Calusa Waterkeeper has been following the Lake Okeechobee System Operating Manual process since it began in 2018/19. The organization and many of our members have submitted public comments throughout the process over the years. Calusa Waterkeeper has had concerns...
Federal water managers celebrated Everglades restoration work completed north of Lake Okeechobee that will help curb harmful releases to the Caloosahatchee and its estuary. Restoring natural flows in the Kissimmee River is one of the top restoration priorities in South Florida.
The Corps is planning on implementing a new set of regulations, called the Lake Okeechobee Systems Operating Manual, or LOSOM. We explore the ongoing decision-making process with John Cassani, Calusa Waterkeeper; and James Evans, Environmental Policy Director at SCCF.
A new plan is up for discussion to help fishing on Lake Okeechobee while also alleviating algal blooms in the state. One of the ultimate goals is to improve the water quality for folks on and around the lake. It’s not one size fits all when it comes to solutions for Lake Okeechobee…
Sue Dahod, a Calusa Waterkeeper Ranger, teamed up with the Matlacha/Pine Island Fire Department to test the water in Matlacha, after complaints from residents who said they were getting sick due to marine toxicity surrounding their homes.
A nonprofit dedicated to the protection of our vital water bodies in the region and state is taking matters into its own hands to keep an eye on water and air quality. Calusa Waterkeeper recently set up a device in its test phases to monitor algae toxins in the air at a Cape Coral resident’s property.

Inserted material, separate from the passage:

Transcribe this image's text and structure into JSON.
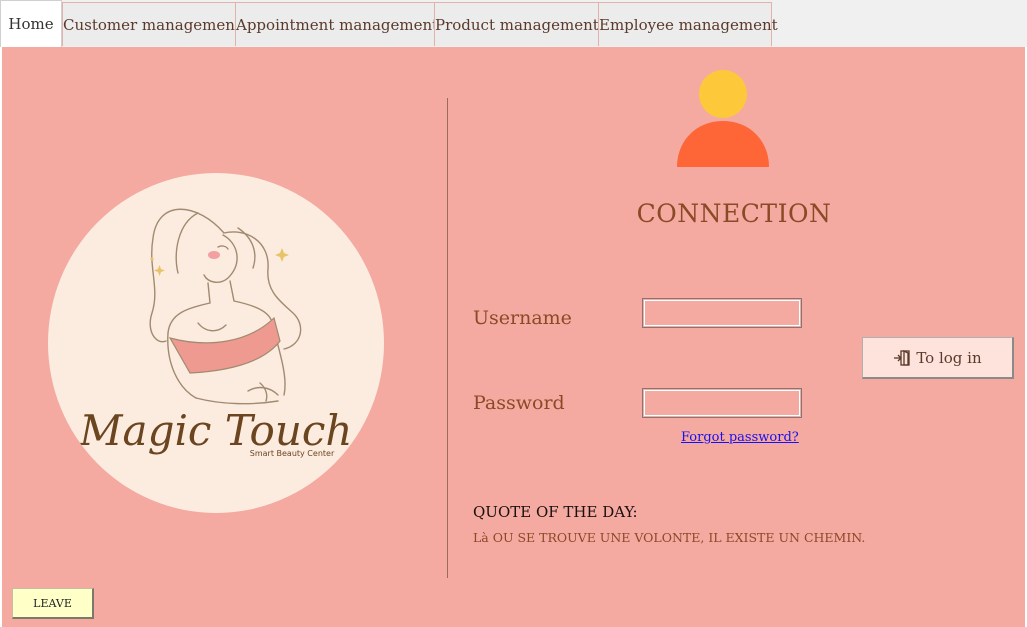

High school students Aydin Khan-Bridgers of Naples and Ava Spencer of Raleigh plan to spend a week kayaking around Pine Island Sound to help raise awareness of the deteriorating marine environment while conducting water tests for FGCU’s Dr. James Douglass.
Calusa Waterkeeper is checking the air for cyanotoxins, produced by microscopic organisms that photosynthesize as plants do, but are indeed bacteria, even though they’re commonly called blue-green algae. Some produce potent toxins that have been linked to grave health problems.
A large plume of storm runoff could be seen from Naples Bay through Gordon Pass. That plume has since dissipated into the Gulf but there remains an underlying issue for water experts. We’re seeing more nutrients in SW FL waters so the question is, could this cause more problems?
New pictures taken over Lake Okeechobee show huge swaths of blue-green algae and Tropical Storm Elsa could make things worse. “Our pilot flew the lake yesterday and there was about a 12 mile stretch of the lake where it was concentrated for sure,” John Cassani, from the Calusa Waterkeeper, said.
There is no comparison between what happened in Flint Michigan and what is now happening in SW Florida. For the record, I would like to state a few facts about water quality in Lee County and then the readers can make up their own minds on how competent our state and local officials are.
This week’s updates from John include water quality in Matlacha Pass, info on CDC study, and an event this Saturday, July 3rd at 2 pm, at Unitarian Universalist Church to support Right to Clean Water.